> TASK BRIEF
Keeping every word in place, write out the entries that come next.

*** DATASET ***

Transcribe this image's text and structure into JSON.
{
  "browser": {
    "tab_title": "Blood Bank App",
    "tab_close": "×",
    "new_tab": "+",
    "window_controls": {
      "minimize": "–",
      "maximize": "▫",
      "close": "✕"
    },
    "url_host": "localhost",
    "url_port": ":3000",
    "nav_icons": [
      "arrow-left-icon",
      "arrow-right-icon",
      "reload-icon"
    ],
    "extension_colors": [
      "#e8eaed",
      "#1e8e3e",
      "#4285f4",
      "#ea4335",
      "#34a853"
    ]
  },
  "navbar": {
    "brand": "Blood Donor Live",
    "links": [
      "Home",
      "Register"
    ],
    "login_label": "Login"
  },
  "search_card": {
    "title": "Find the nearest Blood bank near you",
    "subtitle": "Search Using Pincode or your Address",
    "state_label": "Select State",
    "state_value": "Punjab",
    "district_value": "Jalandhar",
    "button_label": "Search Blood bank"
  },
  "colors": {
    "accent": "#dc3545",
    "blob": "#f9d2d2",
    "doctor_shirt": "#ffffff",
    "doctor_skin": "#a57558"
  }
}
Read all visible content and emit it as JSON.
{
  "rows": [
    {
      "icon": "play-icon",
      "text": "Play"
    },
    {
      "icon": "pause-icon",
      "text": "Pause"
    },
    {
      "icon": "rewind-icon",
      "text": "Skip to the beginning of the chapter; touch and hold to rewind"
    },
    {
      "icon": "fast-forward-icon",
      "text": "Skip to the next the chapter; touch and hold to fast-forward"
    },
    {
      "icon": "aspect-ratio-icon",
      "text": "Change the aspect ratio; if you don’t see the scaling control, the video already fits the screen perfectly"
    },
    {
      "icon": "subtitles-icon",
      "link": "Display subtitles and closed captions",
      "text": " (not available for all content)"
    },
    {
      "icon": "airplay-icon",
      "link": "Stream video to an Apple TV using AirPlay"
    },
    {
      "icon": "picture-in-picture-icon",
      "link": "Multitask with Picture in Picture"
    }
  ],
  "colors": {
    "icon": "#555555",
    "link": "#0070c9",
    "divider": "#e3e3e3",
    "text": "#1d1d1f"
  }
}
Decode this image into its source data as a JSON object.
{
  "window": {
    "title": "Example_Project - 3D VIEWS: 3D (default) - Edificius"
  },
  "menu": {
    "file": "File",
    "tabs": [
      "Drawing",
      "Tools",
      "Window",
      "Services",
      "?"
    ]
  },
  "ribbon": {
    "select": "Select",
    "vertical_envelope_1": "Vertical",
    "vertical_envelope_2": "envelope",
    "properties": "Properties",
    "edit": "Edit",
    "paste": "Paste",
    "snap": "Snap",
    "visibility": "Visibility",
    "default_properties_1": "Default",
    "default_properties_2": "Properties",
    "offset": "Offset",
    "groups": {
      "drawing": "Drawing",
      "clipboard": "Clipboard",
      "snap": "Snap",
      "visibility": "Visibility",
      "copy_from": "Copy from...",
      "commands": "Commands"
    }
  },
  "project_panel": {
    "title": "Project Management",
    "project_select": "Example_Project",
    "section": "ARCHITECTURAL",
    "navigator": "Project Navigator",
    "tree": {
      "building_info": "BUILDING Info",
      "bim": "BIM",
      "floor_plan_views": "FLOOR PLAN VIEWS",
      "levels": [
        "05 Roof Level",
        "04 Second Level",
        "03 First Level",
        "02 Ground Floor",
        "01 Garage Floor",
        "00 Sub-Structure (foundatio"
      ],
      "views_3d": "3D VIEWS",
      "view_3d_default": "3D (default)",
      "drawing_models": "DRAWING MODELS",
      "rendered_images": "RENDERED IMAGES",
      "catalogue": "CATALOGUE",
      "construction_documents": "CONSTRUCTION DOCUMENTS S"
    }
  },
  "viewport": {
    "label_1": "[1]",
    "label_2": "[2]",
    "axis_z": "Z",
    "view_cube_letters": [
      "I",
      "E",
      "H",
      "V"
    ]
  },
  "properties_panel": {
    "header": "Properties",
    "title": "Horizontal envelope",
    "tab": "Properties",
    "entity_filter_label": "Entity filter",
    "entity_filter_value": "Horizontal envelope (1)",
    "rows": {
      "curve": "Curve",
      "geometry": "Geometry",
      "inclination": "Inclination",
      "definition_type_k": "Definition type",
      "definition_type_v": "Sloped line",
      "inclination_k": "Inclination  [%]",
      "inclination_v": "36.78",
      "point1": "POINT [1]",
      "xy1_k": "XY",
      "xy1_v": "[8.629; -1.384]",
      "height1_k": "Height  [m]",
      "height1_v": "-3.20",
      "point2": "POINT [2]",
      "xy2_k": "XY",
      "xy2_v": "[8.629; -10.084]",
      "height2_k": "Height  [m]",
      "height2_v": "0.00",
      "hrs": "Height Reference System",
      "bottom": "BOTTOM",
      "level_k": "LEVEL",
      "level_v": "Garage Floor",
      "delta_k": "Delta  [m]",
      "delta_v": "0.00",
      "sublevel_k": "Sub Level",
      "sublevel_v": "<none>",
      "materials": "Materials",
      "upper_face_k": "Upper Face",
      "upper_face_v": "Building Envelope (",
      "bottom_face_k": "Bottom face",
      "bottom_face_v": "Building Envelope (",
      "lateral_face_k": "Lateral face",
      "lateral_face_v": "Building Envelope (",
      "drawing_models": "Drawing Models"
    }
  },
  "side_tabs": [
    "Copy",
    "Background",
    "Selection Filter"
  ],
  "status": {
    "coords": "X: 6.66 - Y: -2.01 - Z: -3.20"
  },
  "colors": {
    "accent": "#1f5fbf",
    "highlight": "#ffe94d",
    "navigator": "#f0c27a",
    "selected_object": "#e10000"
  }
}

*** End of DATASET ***

> RESPONSE
Transcribe this image's text and structure into JSON.
{
  "browser": {
    "tab_title": "Blood Bank App",
    "tab_close": "×",
    "new_tab": "+",
    "window_controls": {
      "minimize": "–",
      "maximize": "▫",
      "close": "✕"
    },
    "url_host": "localhost",
    "url_port": ":3000",
    "nav_icons": [
      "arrow-left-icon",
      "arrow-right-icon",
      "reload-icon"
    ],
    "extension_colors": [
      "#e8eaed",
      "#1e8e3e",
      "#4285f4",
      "#ea4335",
      "#34a853"
    ]
  },
  "navbar": {
    "brand": "Blood Donor Live",
    "links": [
      "Home",
      "Register"
    ],
    "login_label": "Login"
  },
  "search_card": {
    "title": "Find the nearest Blood bank near you",
    "subtitle": "Search Using Pincode or your Address",
    "state_label": "Select State",
    "state_value": "Punjab",
    "district_value": "Jalandhar",
    "button_label": "Search Blood bank"
  },
  "colors": {
    "accent": "#dc3545",
    "blob": "#f9d2d2",
    "doctor_shirt": "#ffffff",
    "doctor_skin": "#a57558"
  }
}
Read all visible content and emit it as JSON.
{
  "rows": [
    {
      "icon": "play-icon",
      "text": "Play"
    },
    {
      "icon": "pause-icon",
      "text": "Pause"
    },
    {
      "icon": "rewind-icon",
      "text": "Skip to the beginning of the chapter; touch and hold to rewind"
    },
    {
      "icon": "fast-forward-icon",
      "text": "Skip to the next the chapter; touch and hold to fast-forward"
    },
    {
      "icon": "aspect-ratio-icon",
      "text": "Change the aspect ratio; if you don’t see the scaling control, the video already fits the screen perfectly"
    },
    {
      "icon": "subtitles-icon",
      "link": "Display subtitles and closed captions",
      "text": " (not available for all content)"
    },
    {
      "icon": "airplay-icon",
      "link": "Stream video to an Apple TV using AirPlay"
    },
    {
      "icon": "picture-in-picture-icon",
      "link": "Multitask with Picture in Picture"
    }
  ],
  "colors": {
    "icon": "#555555",
    "link": "#0070c9",
    "divider": "#e3e3e3",
    "text": "#1d1d1f"
  }
}
Decode this image into its source data as a JSON object.
{
  "window": {
    "title": "Example_Project - 3D VIEWS: 3D (default) - Edificius"
  },
  "menu": {
    "file": "File",
    "tabs": [
      "Drawing",
      "Tools",
      "Window",
      "Services",
      "?"
    ]
  },
  "ribbon": {
    "select": "Select",
    "vertical_envelope_1": "Vertical",
    "vertical_envelope_2": "envelope",
    "properties": "Properties",
    "edit": "Edit",
    "paste": "Paste",
    "snap": "Snap",
    "visibility": "Visibility",
    "default_properties_1": "Default",
    "default_properties_2": "Properties",
    "offset": "Offset",
    "groups": {
      "drawing": "Drawing",
      "clipboard": "Clipboard",
      "snap": "Snap",
      "visibility": "Visibility",
      "copy_from": "Copy from...",
      "commands": "Commands"
    }
  },
  "project_panel": {
    "title": "Project Management",
    "project_select": "Example_Project",
    "section": "ARCHITECTURAL",
    "navigator": "Project Navigator",
    "tree": {
      "building_info": "BUILDING Info",
      "bim": "BIM",
      "floor_plan_views": "FLOOR PLAN VIEWS",
      "levels": [
        "05 Roof Level",
        "04 Second Level",
        "03 First Level",
        "02 Ground Floor",
        "01 Garage Floor",
        "00 Sub-Structure (foundatio"
      ],
      "views_3d": "3D VIEWS",
      "view_3d_default": "3D (default)",
      "drawing_models": "DRAWING MODELS",
      "rendered_images": "RENDERED IMAGES",
      "catalogue": "CATALOGUE",
      "construction_documents": "CONSTRUCTION DOCUMENTS S"
    }
  },
  "viewport": {
    "label_1": "[1]",
    "label_2": "[2]",
    "axis_z": "Z",
    "view_cube_letters": [
      "I",
      "E",
      "H",
      "V"
    ]
  },
  "properties_panel": {
    "header": "Properties",
    "title": "Horizontal envelope",
    "tab": "Properties",
    "entity_filter_label": "Entity filter",
    "entity_filter_value": "Horizontal envelope (1)",
    "rows": {
      "curve": "Curve",
      "geometry": "Geometry",
      "inclination": "Inclination",
      "definition_type_k": "Definition type",
      "definition_type_v": "Sloped line",
      "inclination_k": "Inclination  [%]",
      "inclination_v": "36.78",
      "point1": "POINT [1]",
      "xy1_k": "XY",
      "xy1_v": "[8.629; -1.384]",
      "height1_k": "Height  [m]",
      "height1_v": "-3.20",
      "point2": "POINT [2]",
      "xy2_k": "XY",
      "xy2_v": "[8.629; -10.084]",
      "height2_k": "Height  [m]",
      "height2_v": "0.00",
      "hrs": "Height Reference System",
      "bottom": "BOTTOM",
      "level_k": "LEVEL",
      "level_v": "Garage Floor",
      "delta_k": "Delta  [m]",
      "delta_v": "0.00",
      "sublevel_k": "Sub Level",
      "sublevel_v": "<none>",
      "materials": "Materials",
      "upper_face_k": "Upper Face",
      "upper_face_v": "Building Envelope (",
      "bottom_face_k": "Bottom face",
      "bottom_face_v": "Building Envelope (",
      "lateral_face_k": "Lateral face",
      "lateral_face_v": "Building Envelope (",
      "drawing_models": "Drawing Models"
    }
  },
  "side_tabs": [
    "Copy",
    "Background",
    "Selection Filter"
  ],
  "status": {
    "coords": "X: 6.66 - Y: -2.01 - Z: -3.20"
  },
  "colors": {
    "accent": "#1f5fbf",
    "highlight": "#ffe94d",
    "navigator": "#f0c27a",
    "selected_object": "#e10000"
  }
}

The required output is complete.